You’ve undoubtedly heard your entire life that you should establish ambitious objectives and work hard to accomplish them. On the surface, having goals appears to be a good thing. Goals can encourage, inspire, and challenge us. They give us something to strive for and something to look forward to.
But goals can be inflexible and immovable.
Assume you’ve defined a definite aim for your business. You want to sell X number of items by a specified date. Want to put forth a lot of effort to make those sales. You expect your staff to follow suit. It’s possible that you’ll make a lot of money.
But what if you don’t reach your target amount?
Possibilities are you’ll feel as if you’ve failed.

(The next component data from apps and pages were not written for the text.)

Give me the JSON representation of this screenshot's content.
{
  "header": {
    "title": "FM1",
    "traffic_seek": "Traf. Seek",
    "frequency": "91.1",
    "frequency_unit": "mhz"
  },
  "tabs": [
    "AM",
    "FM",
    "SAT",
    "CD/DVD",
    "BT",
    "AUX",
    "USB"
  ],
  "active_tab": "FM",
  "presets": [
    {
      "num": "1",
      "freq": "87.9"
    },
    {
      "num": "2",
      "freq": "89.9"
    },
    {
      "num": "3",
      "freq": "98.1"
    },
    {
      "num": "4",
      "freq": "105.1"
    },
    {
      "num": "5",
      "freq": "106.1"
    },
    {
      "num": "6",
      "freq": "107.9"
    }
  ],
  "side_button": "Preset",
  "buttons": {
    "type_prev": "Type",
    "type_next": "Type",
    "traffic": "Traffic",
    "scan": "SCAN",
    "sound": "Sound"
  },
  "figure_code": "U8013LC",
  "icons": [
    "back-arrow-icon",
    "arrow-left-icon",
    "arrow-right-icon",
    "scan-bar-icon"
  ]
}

Because you didn’t sell enough, all of the sales you made won’t bring you satisfaction. You’ll be unproductive, and you might even consider quitting. What’s particularly bad about this situation is that you may have passed up a number of opportunities along the way.

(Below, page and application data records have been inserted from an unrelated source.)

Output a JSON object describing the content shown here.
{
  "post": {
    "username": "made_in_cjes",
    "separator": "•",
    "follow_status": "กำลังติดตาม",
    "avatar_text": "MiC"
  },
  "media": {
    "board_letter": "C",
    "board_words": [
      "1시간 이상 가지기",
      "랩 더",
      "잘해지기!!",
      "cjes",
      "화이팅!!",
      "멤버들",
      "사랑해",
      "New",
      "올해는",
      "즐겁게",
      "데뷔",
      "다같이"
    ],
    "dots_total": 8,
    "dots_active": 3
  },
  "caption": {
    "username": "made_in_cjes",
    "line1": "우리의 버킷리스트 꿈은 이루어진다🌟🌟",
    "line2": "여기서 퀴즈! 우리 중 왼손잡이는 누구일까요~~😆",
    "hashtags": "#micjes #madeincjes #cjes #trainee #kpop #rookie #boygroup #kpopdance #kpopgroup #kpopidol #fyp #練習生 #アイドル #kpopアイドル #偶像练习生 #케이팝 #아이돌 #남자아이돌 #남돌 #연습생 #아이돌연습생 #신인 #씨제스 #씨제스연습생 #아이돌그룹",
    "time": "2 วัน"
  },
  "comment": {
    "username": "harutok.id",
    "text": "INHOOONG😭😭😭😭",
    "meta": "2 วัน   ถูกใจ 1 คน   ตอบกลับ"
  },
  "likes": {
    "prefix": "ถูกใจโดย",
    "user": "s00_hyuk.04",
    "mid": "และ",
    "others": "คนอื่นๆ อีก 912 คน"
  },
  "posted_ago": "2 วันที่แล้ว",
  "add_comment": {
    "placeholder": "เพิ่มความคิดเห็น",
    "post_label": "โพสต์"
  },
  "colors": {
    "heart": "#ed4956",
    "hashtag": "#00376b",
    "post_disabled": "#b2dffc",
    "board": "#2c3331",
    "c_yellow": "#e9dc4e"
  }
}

What’s the bottom line?
Tunnel vision can readily develop if you are extremely focused on a distant goal. Your desire to achieve a single objective may have prevented you from developing a new product that could be marketed for twice as much.

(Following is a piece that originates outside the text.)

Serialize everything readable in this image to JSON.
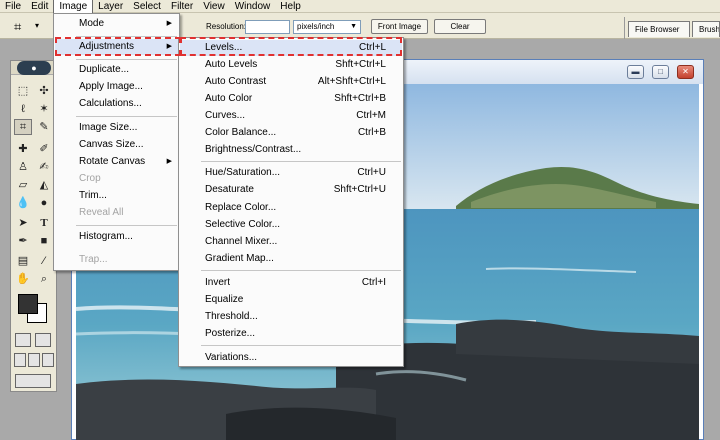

According to Scott Adams,
“…if you focus on one particular goal, your odds of achieving it are better than if you have no goal. But you also miss out on opportunities that might have been far better than your goal… With a system you are less likely to miss one opportunity because you were too focused on another. With a system, you are always scanning for any opportunity.”
What Role Do Systems Play in the Success of Entrepreneurs?
To begin with, systems are far more adaptable than goals.
If you’re a type A personality, you could be a little thrown off by this change at first. By not focusing so much attention on a future outcome, you may feel as though you’re giving up control. What happens when you move your emphasis from a specific destination to the process of getting there?
Is it true that if you’re focused on the system, you’ll abandon your aims and wander aimlessly?
No, is the quick response. This is why.
Consider a sports coach who, rather than focusing on winning, prefers to focus on selecting great players, devising spectacular plays, and implementing excellent practice routines.
What would the outcome be? They’ll almost certainly have a winning squad.
According to James Clear, “Every Olympian wants to win a gold medal. Every candidate wants to get the job. And if successful and unsuccessful people share the same goals, then the goal cannot be what differentiates the winners from the losers… The goal had always been there. It was only when they implemented a system of continuous small improvements that they achieved a different outcome.”
It’s critical to understand what works and what doesn’t in your process if you want your business to succeed.
Consider the aspects of your system that are working and those that aren’t.
- How does your hiring procedure work?
- Do you have capable staff who share your vision?
- If not, what can you do to improve your hiring practices?
- Consider your marketing strategy and the mechanism that underpins it.
- Is it functioning properly?
- What modifications can you make to your system to help you reach more customers and generate more revenue?
- Consider your products or services, as well as the infrastructure in place to support them.
- What can you do to make your product better?
- How can you make the process more efficient by streamlining it?
- Are your products or services undergoing adequate testing?
- If not, what can you do to make them better?
These tiny changes will make you feel more successful, fulfilled, and productive on a daily basis. Learning to persevere in the face of adversity will provide you with confidence and enjoyment in a way that achieving difficult goals will not.
A system teaches you how to get better at what you do and improves your skill level significantly. You have the freedom to modify and go on if things aren’t working out.
You still retain the abilities you learned, but you can apply them in a different way now.
That’s what’s wonderful about systems.
If you are need help creating and implementing these systems, reach out, we are here to support you.